Later he said: "I am sometimes pessimistic about cultural expectations and the extent of support for teachers doing a difficult job."
The Lord of the Rings was voted the Greatest Book of the 20th Century in a poll of more than 25,000 people conducted by the book chain Waterstone's and Channel 4's Book Choice.
Mr Woodhead, a former English teacher, said the view of Tolkien that was revealed in the poll militated against the work of English teachers across the country.
"They are trying to develop discrimination in their pupils and an understanding of literature.
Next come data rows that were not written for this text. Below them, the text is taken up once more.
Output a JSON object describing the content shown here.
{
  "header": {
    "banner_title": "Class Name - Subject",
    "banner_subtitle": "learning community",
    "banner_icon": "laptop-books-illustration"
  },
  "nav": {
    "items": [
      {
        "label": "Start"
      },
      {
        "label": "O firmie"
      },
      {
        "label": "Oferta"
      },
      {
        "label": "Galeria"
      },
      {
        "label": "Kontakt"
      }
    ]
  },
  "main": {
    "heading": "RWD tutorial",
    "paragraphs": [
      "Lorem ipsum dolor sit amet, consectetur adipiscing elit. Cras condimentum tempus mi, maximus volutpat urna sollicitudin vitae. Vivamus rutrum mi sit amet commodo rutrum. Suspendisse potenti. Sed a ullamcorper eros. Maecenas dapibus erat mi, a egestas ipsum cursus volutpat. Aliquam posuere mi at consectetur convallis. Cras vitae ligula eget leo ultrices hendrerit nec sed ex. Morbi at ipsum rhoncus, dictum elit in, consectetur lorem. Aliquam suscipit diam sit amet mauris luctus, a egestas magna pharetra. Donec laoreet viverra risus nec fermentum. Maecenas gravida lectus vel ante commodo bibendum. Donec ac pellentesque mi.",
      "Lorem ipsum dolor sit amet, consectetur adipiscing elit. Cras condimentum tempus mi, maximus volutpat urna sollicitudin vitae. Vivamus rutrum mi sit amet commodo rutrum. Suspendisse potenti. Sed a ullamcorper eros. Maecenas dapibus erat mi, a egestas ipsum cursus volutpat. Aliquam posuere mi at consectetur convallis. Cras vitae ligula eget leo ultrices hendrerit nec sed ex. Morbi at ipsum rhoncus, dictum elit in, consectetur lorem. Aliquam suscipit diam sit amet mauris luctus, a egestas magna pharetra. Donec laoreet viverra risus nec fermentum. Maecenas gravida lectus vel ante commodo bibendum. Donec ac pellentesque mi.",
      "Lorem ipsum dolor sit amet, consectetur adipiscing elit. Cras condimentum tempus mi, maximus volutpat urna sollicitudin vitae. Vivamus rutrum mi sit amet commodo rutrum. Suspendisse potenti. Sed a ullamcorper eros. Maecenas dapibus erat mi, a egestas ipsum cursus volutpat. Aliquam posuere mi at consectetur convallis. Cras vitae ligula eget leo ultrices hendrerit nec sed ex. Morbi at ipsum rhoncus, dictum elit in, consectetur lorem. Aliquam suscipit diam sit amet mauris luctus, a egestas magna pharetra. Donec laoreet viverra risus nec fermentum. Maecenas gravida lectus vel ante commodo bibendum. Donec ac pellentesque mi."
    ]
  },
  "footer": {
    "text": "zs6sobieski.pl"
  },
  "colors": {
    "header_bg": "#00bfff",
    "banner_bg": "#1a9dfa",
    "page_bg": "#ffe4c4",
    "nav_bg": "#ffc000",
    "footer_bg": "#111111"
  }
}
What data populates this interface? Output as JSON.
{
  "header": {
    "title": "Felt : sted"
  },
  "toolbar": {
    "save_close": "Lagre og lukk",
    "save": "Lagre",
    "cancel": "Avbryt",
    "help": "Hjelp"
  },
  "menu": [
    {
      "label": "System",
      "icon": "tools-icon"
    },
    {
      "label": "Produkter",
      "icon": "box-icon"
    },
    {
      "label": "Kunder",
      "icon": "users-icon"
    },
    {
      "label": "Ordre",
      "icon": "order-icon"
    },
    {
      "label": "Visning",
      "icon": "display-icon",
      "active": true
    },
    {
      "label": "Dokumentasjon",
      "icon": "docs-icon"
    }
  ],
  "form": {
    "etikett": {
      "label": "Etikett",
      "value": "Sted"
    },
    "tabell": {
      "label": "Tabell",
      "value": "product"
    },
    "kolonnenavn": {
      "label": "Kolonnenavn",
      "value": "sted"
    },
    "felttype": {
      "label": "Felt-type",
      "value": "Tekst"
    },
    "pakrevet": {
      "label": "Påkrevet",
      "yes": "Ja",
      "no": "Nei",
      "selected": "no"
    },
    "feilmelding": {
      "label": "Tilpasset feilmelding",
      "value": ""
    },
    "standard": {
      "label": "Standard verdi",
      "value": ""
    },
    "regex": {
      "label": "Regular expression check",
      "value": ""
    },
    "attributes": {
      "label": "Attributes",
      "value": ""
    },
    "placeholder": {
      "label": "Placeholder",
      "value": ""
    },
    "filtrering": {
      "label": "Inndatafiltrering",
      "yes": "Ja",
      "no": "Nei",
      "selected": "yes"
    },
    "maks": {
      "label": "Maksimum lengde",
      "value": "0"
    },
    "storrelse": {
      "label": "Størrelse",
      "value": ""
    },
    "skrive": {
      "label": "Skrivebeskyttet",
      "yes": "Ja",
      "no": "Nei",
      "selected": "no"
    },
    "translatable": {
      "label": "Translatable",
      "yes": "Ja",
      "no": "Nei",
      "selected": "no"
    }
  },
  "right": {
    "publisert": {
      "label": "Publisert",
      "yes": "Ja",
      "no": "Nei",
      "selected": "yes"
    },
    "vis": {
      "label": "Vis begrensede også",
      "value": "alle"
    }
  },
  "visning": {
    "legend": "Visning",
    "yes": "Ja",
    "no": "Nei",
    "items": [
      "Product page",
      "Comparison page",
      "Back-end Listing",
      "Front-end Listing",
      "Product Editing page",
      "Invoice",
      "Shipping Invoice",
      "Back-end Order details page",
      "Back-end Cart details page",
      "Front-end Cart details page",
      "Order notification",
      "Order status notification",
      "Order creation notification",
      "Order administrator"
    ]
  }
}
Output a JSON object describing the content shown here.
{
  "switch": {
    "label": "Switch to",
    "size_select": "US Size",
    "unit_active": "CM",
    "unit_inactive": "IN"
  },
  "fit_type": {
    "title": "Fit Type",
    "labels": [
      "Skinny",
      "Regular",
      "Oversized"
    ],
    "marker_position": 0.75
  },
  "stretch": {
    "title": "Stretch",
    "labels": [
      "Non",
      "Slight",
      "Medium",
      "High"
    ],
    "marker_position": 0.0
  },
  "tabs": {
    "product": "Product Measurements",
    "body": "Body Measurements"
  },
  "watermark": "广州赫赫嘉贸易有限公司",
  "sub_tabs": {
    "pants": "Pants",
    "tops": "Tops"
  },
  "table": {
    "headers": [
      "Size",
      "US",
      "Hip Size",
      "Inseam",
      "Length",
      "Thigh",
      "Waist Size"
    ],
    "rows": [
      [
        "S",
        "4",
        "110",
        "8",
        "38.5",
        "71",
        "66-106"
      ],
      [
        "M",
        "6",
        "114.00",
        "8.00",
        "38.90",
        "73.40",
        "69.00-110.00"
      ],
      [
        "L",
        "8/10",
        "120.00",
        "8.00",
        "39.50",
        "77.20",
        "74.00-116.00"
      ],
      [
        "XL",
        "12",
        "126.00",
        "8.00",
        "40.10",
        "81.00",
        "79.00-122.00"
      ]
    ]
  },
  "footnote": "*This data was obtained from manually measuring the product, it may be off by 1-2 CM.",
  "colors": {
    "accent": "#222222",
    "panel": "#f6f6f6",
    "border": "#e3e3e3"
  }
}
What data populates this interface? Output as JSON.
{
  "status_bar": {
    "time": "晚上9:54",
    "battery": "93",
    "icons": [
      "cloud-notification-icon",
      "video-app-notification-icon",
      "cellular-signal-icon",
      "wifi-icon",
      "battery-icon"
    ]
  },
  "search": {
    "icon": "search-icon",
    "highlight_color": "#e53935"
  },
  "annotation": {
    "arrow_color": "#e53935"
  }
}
The Lord of the Rings is an immensely readable book but it is not the greatest work of the century."
Only Fools and Horses, which attracted 24.35 million viewers in its final Christmas episode, conveyed the message that education was irrelevant to success in life: "Del-boy" Trotter and his brother discovered a priceless antique in the last episode.
Anne Barnes, General Secretary of the National Association for the Teaching of English, said: "It is ridiculous to say that certain books shouldn't be read in schools. Schools are there to help children read what interests them. And to give them the opportunity to discuss why a book is enjoyable." She said that Tolkien's The Hobbit was sometimes used in schools by teachers who were Tolkien enthusiasts. Lord of the Rings was rarely taught.
A spokesman for the BBC said: "The writing, performances and production values of Only Fools and Horses are of the highest standards. Its function is to make people laugh and over 24 million people enjoy the show.
"It's interesting that New College Durham announced today that Only Fools And Horses would form part of its BTec theatre studies course."
In his lecture, Mr Woodhead said taxpayers were paying out between pounds 50m and pounds 60m for education research that often came up with blindingly obvious results.
In his first speech since he was endorsed by Tony Blair, the Labour Party leader, he repeated his attacks on the education establishment.
A review of research, he said, had revealed that "effective leadership" in school was usually "firm and purposeful" and that the most successful schools "are more likely to be calm rather than chaotic places".
"Do such blindingly obvious statements constitute a proper return for taxpayers' money?" he asked.Reuse content